  2. “The project is agile” = no schedule and time pressure.
  3. Sticking rigidly to a chosen methodology, even if the project could be done better in another way.
  4. The organization is not ready for agile methods, but still tries to implement them.

In practice, the best solution for project management is one that ensures that the project is delivered on time and within the given budget (going back to the main idea, which is the goal).

Understanding on both sides that there is no one-size-fits-all solution to the production process will make it easier to select a method that is tailored to the project.

Solution: pick a methodology that fits the project.

Ways to work with software house

There are different models of working with software houses, which can be simplified into:

  • Fixed Price. The price and scope are determined at the beginning and do not change.
  • Time & Material. The client is billed for the time worked by specialists.

#5 Expert Team

Lastly, one of the factors influencing delays is the expert team. Assuming that the project was well planned from the start, the main element in its implementation is the team of specialists building the product.

High-quality specialists are:

  • Efficient in their work, which is very important when billing hourly.
  • Require fewer revisions.
  • Solve problems quickly.
  • Transfer knowledge and share experience.

It is a great idea to hire experts specialized in specific technologies and with experience in projects of a scale that matches your needs.

For example, even experienced companies subcontracted by large corporations may not know the problems that startups are struggling with (and vice versa).

Solution: Seek companies that have experience in your industry and specialists on board.

The Human Factor

From the above, one thing is clear: delays are caused by people. Due to wishful thinking, lack of expertise, and conflicting interests.
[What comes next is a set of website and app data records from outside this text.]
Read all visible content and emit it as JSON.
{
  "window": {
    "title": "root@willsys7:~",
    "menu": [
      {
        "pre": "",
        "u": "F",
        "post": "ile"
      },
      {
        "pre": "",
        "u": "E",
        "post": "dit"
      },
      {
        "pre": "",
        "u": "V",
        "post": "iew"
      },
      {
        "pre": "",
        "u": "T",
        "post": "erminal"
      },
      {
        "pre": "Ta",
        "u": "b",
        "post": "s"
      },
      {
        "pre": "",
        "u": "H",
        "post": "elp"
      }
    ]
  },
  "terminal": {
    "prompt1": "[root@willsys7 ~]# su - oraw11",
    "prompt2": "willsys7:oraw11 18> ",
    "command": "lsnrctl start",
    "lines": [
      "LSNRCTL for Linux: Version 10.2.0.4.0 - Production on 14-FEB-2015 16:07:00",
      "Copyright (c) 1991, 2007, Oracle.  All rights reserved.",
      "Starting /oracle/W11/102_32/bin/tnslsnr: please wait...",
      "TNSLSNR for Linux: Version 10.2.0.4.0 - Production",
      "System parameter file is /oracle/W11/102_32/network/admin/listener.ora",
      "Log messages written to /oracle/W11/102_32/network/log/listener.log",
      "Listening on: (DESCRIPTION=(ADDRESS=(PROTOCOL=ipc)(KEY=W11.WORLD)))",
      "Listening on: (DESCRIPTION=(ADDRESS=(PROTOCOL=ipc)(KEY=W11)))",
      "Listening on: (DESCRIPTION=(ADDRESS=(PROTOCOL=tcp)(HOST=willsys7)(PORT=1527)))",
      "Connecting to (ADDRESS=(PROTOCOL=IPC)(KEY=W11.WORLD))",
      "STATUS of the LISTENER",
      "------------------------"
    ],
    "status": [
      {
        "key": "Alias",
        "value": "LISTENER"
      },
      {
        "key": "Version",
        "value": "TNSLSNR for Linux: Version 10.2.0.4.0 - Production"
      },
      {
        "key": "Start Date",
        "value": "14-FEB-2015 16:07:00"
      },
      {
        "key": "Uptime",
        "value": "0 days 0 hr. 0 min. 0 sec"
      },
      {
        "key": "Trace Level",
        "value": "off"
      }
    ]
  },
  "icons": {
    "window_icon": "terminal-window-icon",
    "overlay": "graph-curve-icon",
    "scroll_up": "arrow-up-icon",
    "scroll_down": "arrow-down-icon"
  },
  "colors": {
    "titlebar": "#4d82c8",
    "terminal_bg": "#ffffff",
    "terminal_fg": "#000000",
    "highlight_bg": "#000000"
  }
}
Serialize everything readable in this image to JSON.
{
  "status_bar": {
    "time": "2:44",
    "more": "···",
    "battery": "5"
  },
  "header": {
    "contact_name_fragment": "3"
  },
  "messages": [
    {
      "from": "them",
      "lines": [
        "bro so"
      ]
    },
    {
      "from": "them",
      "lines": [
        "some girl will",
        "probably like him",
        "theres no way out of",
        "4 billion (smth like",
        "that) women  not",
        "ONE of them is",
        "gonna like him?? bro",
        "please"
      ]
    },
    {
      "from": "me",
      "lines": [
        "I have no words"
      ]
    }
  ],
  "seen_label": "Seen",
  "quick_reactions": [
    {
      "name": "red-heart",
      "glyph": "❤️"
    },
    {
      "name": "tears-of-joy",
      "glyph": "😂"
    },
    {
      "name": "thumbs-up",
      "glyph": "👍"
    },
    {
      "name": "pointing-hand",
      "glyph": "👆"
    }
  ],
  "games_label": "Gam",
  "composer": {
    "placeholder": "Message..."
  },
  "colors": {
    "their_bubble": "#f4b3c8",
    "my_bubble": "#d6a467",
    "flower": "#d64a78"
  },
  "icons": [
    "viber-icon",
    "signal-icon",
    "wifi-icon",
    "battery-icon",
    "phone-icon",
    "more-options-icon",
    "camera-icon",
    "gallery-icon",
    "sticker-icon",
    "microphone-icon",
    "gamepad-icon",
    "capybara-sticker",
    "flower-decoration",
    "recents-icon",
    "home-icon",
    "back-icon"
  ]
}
That’s why we engage in the project planning process from the earliest stages, and the CEO of Fingoweb is available to all our partners.

Our team of over 50 experts has years of experience, which means we know the pain points of our partners and know how to deal with them.